For the entries below, count the lines containing "city" and give only that number.
Segment Start: Raw data
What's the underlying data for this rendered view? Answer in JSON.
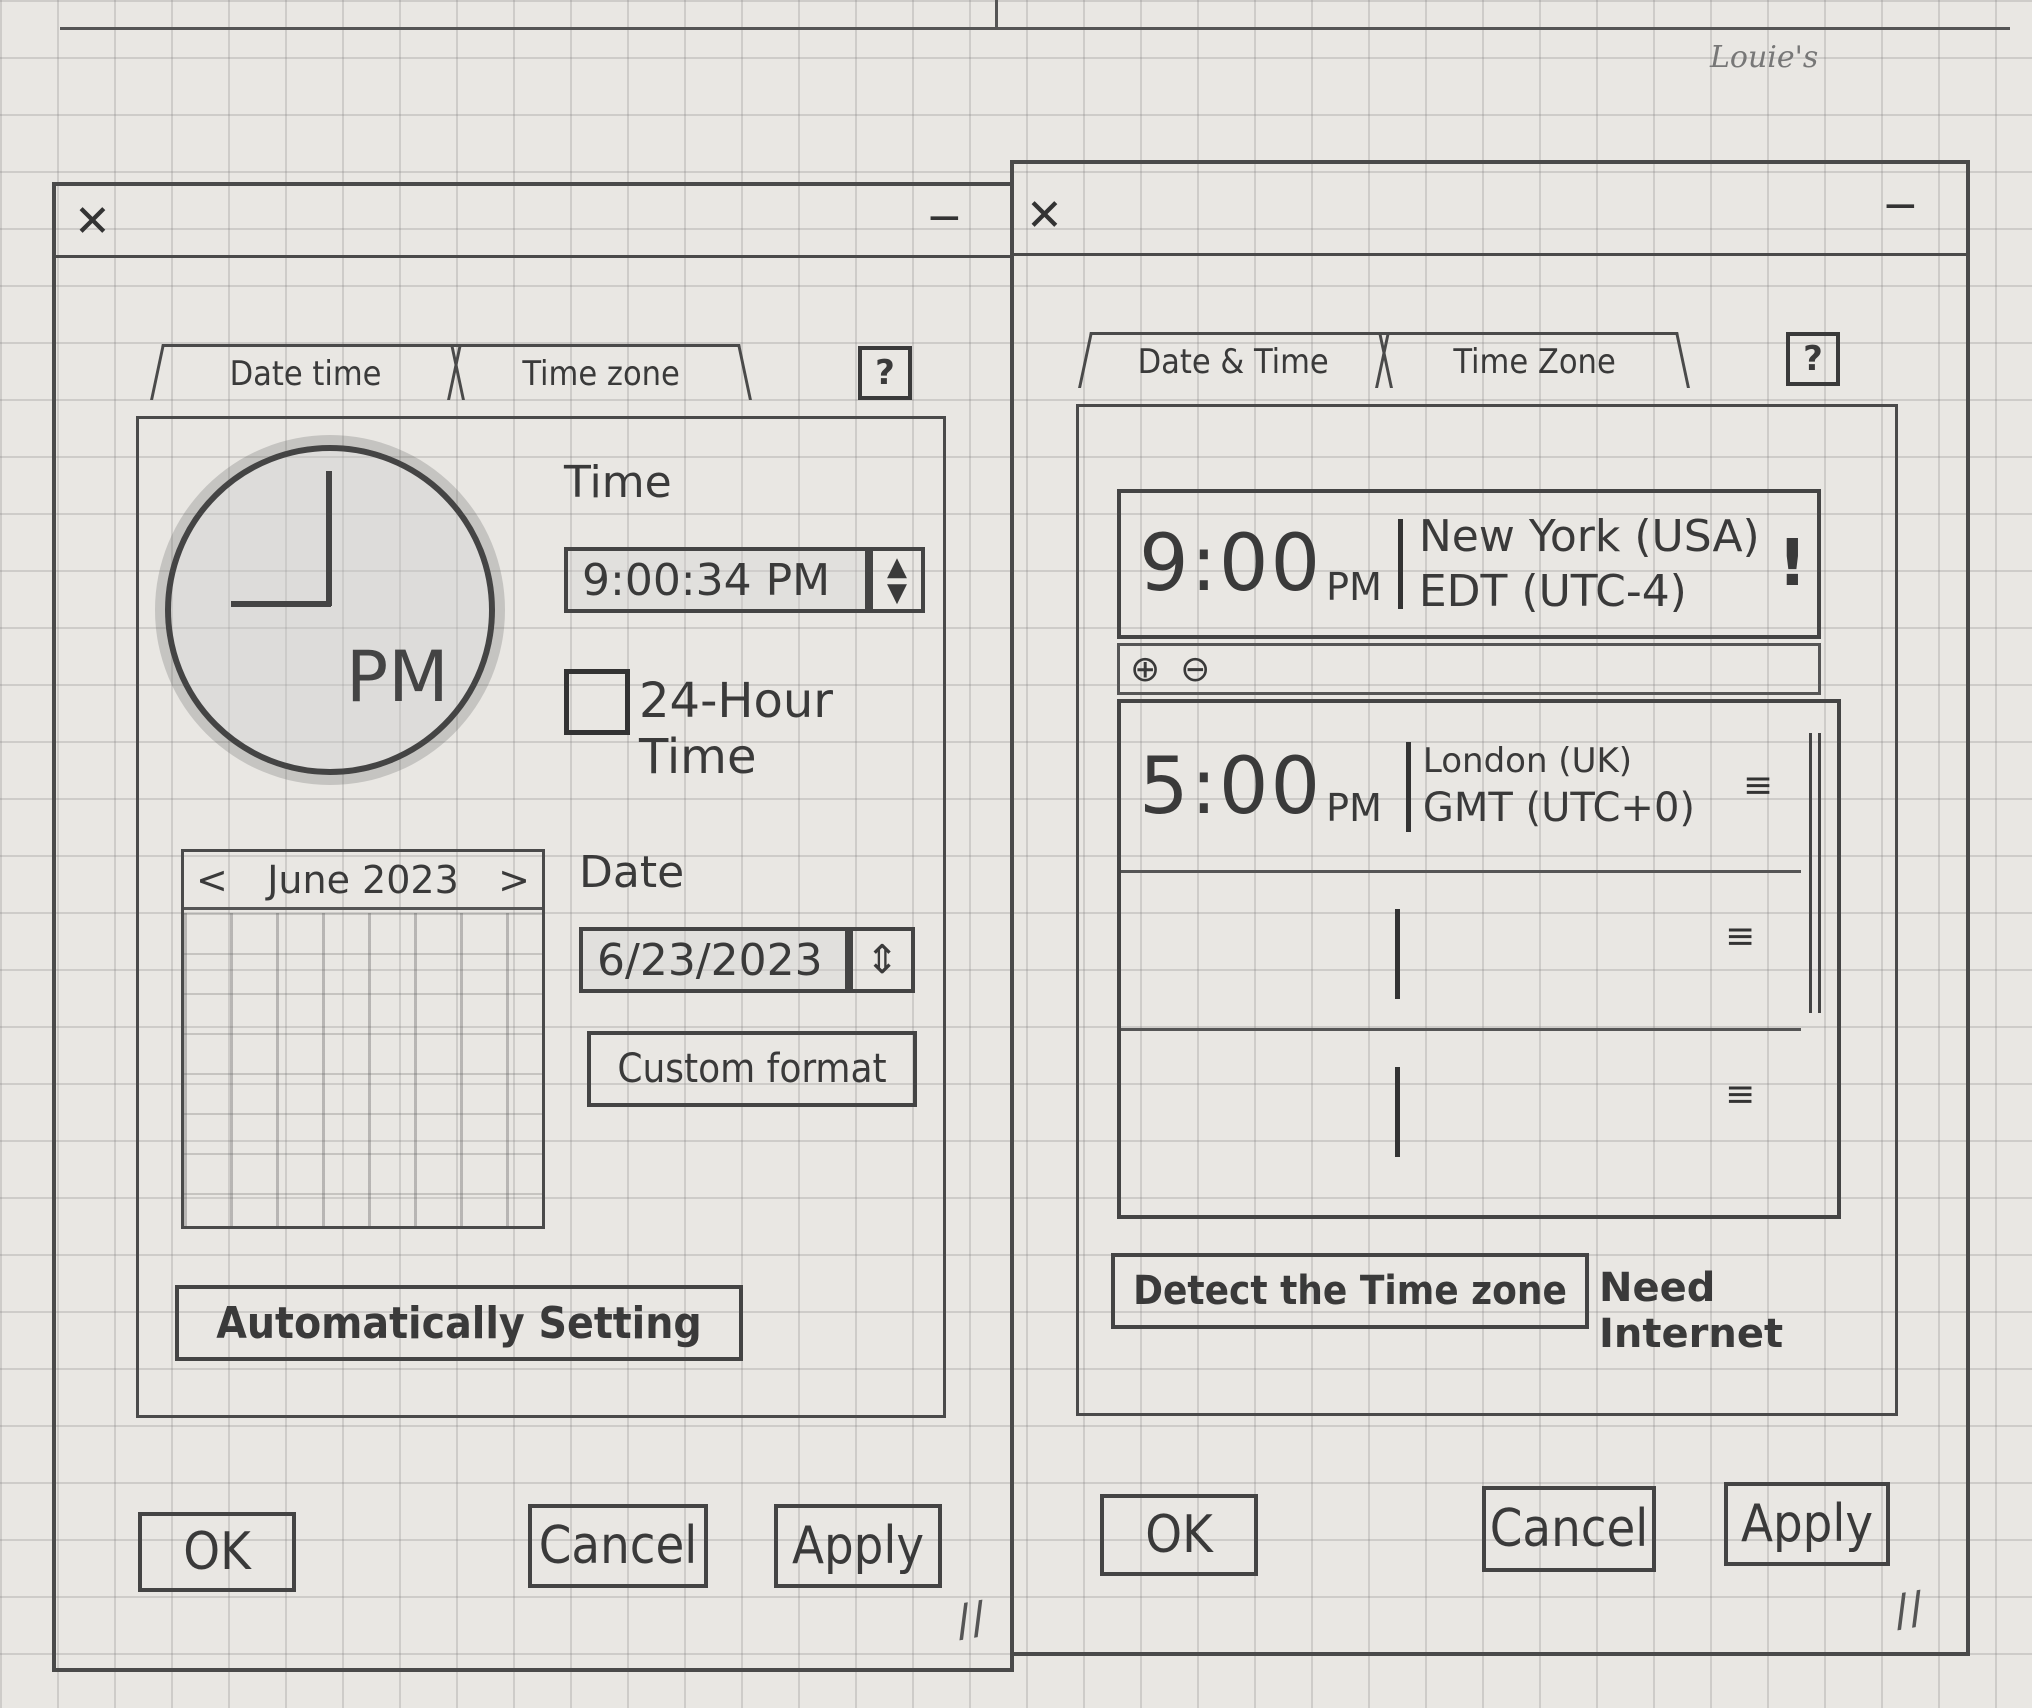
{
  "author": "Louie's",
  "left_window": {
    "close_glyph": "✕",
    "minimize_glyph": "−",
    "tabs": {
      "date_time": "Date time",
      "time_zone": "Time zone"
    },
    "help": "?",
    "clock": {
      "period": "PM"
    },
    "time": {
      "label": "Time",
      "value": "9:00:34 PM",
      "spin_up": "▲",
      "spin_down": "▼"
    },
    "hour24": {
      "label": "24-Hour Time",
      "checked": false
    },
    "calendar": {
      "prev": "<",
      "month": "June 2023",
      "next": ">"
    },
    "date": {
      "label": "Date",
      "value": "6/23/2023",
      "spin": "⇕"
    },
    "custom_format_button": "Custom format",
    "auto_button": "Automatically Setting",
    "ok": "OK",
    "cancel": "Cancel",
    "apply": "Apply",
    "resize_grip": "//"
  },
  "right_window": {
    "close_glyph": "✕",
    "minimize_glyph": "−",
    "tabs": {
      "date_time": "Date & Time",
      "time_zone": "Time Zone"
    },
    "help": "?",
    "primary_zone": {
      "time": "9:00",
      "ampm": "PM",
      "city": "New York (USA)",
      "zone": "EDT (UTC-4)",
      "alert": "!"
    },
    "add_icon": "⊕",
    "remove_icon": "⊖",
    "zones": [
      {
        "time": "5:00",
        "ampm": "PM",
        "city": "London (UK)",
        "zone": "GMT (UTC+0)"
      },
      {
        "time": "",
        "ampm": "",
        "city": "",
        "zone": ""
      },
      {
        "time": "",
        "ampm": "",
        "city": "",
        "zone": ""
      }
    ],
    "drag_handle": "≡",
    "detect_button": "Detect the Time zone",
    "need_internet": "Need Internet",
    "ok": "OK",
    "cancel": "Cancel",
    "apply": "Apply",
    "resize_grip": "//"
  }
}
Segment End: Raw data
# Solution to the problem:
4